Recorded data:
↓

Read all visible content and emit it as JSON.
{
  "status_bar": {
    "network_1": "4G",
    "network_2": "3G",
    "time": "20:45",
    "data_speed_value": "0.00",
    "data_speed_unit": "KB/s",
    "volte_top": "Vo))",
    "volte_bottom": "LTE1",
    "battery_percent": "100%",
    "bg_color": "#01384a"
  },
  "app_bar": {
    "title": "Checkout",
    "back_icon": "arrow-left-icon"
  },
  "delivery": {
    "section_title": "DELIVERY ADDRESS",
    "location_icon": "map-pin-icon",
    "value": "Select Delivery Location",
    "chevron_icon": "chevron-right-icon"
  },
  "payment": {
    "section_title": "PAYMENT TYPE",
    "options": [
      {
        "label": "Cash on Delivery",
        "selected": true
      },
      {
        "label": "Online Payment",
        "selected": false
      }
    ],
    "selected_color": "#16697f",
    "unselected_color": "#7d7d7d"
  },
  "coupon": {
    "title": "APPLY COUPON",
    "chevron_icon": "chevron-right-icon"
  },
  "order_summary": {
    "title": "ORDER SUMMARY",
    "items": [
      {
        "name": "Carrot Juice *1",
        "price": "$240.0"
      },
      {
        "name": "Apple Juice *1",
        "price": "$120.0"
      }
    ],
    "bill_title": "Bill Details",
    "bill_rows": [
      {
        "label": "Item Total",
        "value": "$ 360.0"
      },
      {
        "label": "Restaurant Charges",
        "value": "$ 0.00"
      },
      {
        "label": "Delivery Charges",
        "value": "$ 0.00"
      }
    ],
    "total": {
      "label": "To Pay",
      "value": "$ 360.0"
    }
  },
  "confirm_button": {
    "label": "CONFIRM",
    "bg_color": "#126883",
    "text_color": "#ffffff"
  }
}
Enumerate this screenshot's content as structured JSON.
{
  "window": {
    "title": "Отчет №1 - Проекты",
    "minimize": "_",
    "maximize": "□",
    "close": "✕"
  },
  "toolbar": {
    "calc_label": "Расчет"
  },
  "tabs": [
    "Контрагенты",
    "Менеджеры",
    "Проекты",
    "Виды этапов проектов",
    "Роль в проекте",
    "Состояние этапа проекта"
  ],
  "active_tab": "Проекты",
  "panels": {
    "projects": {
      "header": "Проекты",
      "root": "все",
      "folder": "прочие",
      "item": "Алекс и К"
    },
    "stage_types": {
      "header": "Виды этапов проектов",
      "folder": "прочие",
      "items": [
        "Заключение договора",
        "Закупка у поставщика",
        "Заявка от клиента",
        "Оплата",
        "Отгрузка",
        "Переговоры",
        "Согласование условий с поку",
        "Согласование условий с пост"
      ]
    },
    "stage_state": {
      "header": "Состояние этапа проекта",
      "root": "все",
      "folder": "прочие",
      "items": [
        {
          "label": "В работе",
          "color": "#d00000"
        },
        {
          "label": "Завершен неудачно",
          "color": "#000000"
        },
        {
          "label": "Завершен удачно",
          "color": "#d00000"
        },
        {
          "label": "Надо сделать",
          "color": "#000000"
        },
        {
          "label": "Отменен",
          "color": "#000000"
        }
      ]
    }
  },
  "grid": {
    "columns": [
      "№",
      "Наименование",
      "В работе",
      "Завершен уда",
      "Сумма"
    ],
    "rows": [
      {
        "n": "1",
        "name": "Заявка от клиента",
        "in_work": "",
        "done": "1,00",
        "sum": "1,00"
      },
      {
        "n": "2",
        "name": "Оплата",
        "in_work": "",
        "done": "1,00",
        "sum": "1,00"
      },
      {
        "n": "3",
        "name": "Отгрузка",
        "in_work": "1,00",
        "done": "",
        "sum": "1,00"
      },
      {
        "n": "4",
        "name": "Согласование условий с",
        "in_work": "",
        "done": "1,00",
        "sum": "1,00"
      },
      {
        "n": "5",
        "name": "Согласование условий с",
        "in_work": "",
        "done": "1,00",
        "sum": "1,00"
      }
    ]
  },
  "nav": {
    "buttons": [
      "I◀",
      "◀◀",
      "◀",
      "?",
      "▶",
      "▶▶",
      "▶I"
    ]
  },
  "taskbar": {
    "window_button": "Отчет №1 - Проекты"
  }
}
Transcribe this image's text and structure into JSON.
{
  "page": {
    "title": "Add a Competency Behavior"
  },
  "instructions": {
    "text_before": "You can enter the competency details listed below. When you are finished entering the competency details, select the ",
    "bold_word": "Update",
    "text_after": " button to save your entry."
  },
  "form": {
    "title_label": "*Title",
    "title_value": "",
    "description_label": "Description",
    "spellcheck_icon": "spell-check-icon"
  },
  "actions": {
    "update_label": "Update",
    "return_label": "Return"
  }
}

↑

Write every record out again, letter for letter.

SOLUTION TO THIS EXERCISE:
Read all visible content and emit it as JSON.
{
  "status_bar": {
    "network_1": "4G",
    "network_2": "3G",
    "time": "20:45",
    "data_speed_value": "0.00",
    "data_speed_unit": "KB/s",
    "volte_top": "Vo))",
    "volte_bottom": "LTE1",
    "battery_percent": "100%",
    "bg_color": "#01384a"
  },
  "app_bar": {
    "title": "Checkout",
    "back_icon": "arrow-left-icon"
  },
  "delivery": {
    "section_title": "DELIVERY ADDRESS",
    "location_icon": "map-pin-icon",
    "value": "Select Delivery Location",
    "chevron_icon": "chevron-right-icon"
  },
  "payment": {
    "section_title": "PAYMENT TYPE",
    "options": [
      {
        "label": "Cash on Delivery",
        "selected": true
      },
      {
        "label": "Online Payment",
        "selected": false
      }
    ],
    "selected_color": "#16697f",
    "unselected_color": "#7d7d7d"
  },
  "coupon": {
    "title": "APPLY COUPON",
    "chevron_icon": "chevron-right-icon"
  },
  "order_summary": {
    "title": "ORDER SUMMARY",
    "items": [
      {
        "name": "Carrot Juice *1",
        "price": "$240.0"
      },
      {
        "name": "Apple Juice *1",
        "price": "$120.0"
      }
    ],
    "bill_title": "Bill Details",
    "bill_rows": [
      {
        "label": "Item Total",
        "value": "$ 360.0"
      },
      {
        "label": "Restaurant Charges",
        "value": "$ 0.00"
      },
      {
        "label": "Delivery Charges",
        "value": "$ 0.00"
      }
    ],
    "total": {
      "label": "To Pay",
      "value": "$ 360.0"
    }
  },
  "confirm_button": {
    "label": "CONFIRM",
    "bg_color": "#126883",
    "text_color": "#ffffff"
  }
}
Enumerate this screenshot's content as structured JSON.
{
  "window": {
    "title": "Отчет №1 - Проекты",
    "minimize": "_",
    "maximize": "□",
    "close": "✕"
  },
  "toolbar": {
    "calc_label": "Расчет"
  },
  "tabs": [
    "Контрагенты",
    "Менеджеры",
    "Проекты",
    "Виды этапов проектов",
    "Роль в проекте",
    "Состояние этапа проекта"
  ],
  "active_tab": "Проекты",
  "panels": {
    "projects": {
      "header": "Проекты",
      "root": "все",
      "folder": "прочие",
      "item": "Алекс и К"
    },
    "stage_types": {
      "header": "Виды этапов проектов",
      "folder": "прочие",
      "items": [
        "Заключение договора",
        "Закупка у поставщика",
        "Заявка от клиента",
        "Оплата",
        "Отгрузка",
        "Переговоры",
        "Согласование условий с поку",
        "Согласование условий с пост"
      ]
    },
    "stage_state": {
      "header": "Состояние этапа проекта",
      "root": "все",
      "folder": "прочие",
      "items": [
        {
          "label": "В работе",
          "color": "#d00000"
        },
        {
          "label": "Завершен неудачно",
          "color": "#000000"
        },
        {
          "label": "Завершен удачно",
          "color": "#d00000"
        },
        {
          "label": "Надо сделать",
          "color": "#000000"
        },
        {
          "label": "Отменен",
          "color": "#000000"
        }
      ]
    }
  },
  "grid": {
    "columns": [
      "№",
      "Наименование",
      "В работе",
      "Завершен уда",
      "Сумма"
    ],
    "rows": [
      {
        "n": "1",
        "name": "Заявка от клиента",
        "in_work": "",
        "done": "1,00",
        "sum": "1,00"
      },
      {
        "n": "2",
        "name": "Оплата",
        "in_work": "",
        "done": "1,00",
        "sum": "1,00"
      },
      {
        "n": "3",
        "name": "Отгрузка",
        "in_work": "1,00",
        "done": "",
        "sum": "1,00"
      },
      {
        "n": "4",
        "name": "Согласование условий с",
        "in_work": "",
        "done": "1,00",
        "sum": "1,00"
      },
      {
        "n": "5",
        "name": "Согласование условий с",
        "in_work": "",
        "done": "1,00",
        "sum": "1,00"
      }
    ]
  },
  "nav": {
    "buttons": [
      "I◀",
      "◀◀",
      "◀",
      "?",
      "▶",
      "▶▶",
      "▶I"
    ]
  },
  "taskbar": {
    "window_button": "Отчет №1 - Проекты"
  }
}
Transcribe this image's text and structure into JSON.
{
  "page": {
    "title": "Add a Competency Behavior"
  },
  "instructions": {
    "text_before": "You can enter the competency details listed below. When you are finished entering the competency details, select the ",
    "bold_word": "Update",
    "text_after": " button to save your entry."
  },
  "form": {
    "title_label": "*Title",
    "title_value": "",
    "description_label": "Description",
    "spellcheck_icon": "spell-check-icon"
  },
  "actions": {
    "update_label": "Update",
    "return_label": "Return"
  }
}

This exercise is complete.